FIGURE 2 (See color insert.) Uvulopalatopharyngoplasty. (A) This patient demonstrates tonsillar hypertrophy, an elongated uvula and redundant tissue of the lateral pharyngeal wall resulting in a narrowed airway space. (B) Removal of the tonsils, lateral pharyngeal wall mucosa, and soft palate mucosa has enlarged the airway. (C) Excised surgical specimen.

Uppp Before And After

FIGURE 3 (See color insert.) Uvulopalatal flap technique. (A) The mucosal crease is identified by reflecting the uvula. This marks the superior limit of dissection. (B) Incision is planned on the lingual aspect of the soft palate. (C) Wound is closed with 3-0 Vicryl sutures. These sutures may be removed to release the flap if velopharyngeal insufficiency should occur. Source: From Ref. 121.
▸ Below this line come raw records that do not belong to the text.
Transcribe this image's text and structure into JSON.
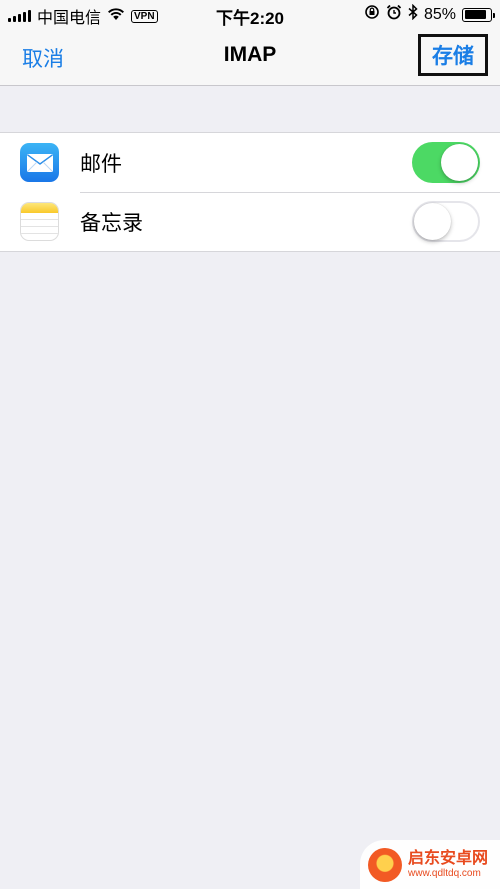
{
  "status_bar": {
    "carrier": "中国电信",
    "vpn": "VPN",
    "time": "下午2:20",
    "battery_percent": "85%",
    "battery_level": 0.85,
    "icons": [
      "signal-icon",
      "wifi-icon",
      "orientation-lock-icon",
      "alarm-icon",
      "bluetooth-icon",
      "battery-icon"
    ]
  },
  "nav": {
    "cancel_label": "取消",
    "title": "IMAP",
    "save_label": "存储"
  },
  "items": [
    {
      "label": "邮件",
      "icon": "mail-app-icon",
      "enabled": true
    },
    {
      "label": "备忘录",
      "icon": "notes-app-icon",
      "enabled": false
    }
  ],
  "colors": {
    "accent": "#1a7ee6",
    "toggle_on": "#4cd964",
    "background": "#efeff4"
  },
  "watermark": {
    "name": "启东安卓网",
    "url": "www.qdltdq.com"
  }
}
FIGURE 3 (See color insert.) Uvulopalatal flap technique. (A) The mucosal crease is identified by reflecting the uvula. This marks the superior limit of dissection. (B) Incision is planned on the lingual aspect of the soft palate. (C) Wound is closed with 3-0 Vicryl sutures. These sutures may be removed to release the flap if velopharyngeal insufficiency should occur. Source: From Ref. 121.

procedures aimed at other anatomical sites of obstruction the results can be much more gratifying.

The uvulopalatal flap (UPF) was introduced by Powell et al. as a modification of the UPPP in 1996 (Figs. 3 and 4). The goal was to reduce the incidence of velopharyngeal insufficiency (VPI) by using a potentially reversible flap that could be "taken down" early in the recovery period if complications arose. In addition, the UPF technique was found to have less postoperative pain on a visual analog scale, as compared to traditional UPPP. The reason for reduced pain is due to the fact that no sutures are placed on the free edge of the palate (58). The indications for performing the UPF are the same as UPPP. However, this flap is contraindicated in patients with excessively long and thick palates. In these patients, the flap created will be too bulky and could potentially eliminate a favorable outcome.

Major complications (myocardial infarction, complete airway obstruction, and severe hemorrhage) following UPPP are less than 1.5% (59). More commonly, patients complain of postoperative pain and mild palatal swelling. Voice changes, taste disturbances and dysphagia have been reported, but are typically transient. Although rare, VPI and nasopharyngeal stenosis are often the result of poor surgical technique. The temptation to maximize results by removing large portions of the palate should

Uvulopalatopharyngoplasty
FIGURE 4 (See color insert.) Uvulopalatal flap (UPF). Postoperative view of a UPF.

be resisted to prevent VPI. Judicious resection of tissue and proper patient selection can aid in preventing these complications.

Sleep Apnea

Sleep Apnea

Have You Been Told Over And Over Again That You Snore A Lot, But You Choose To Ignore It? Have you been experiencing lack of sleep at night and find yourself waking up in the wee hours of the morning to find yourself gasping for air?

Get My Free Ebook


Post a comment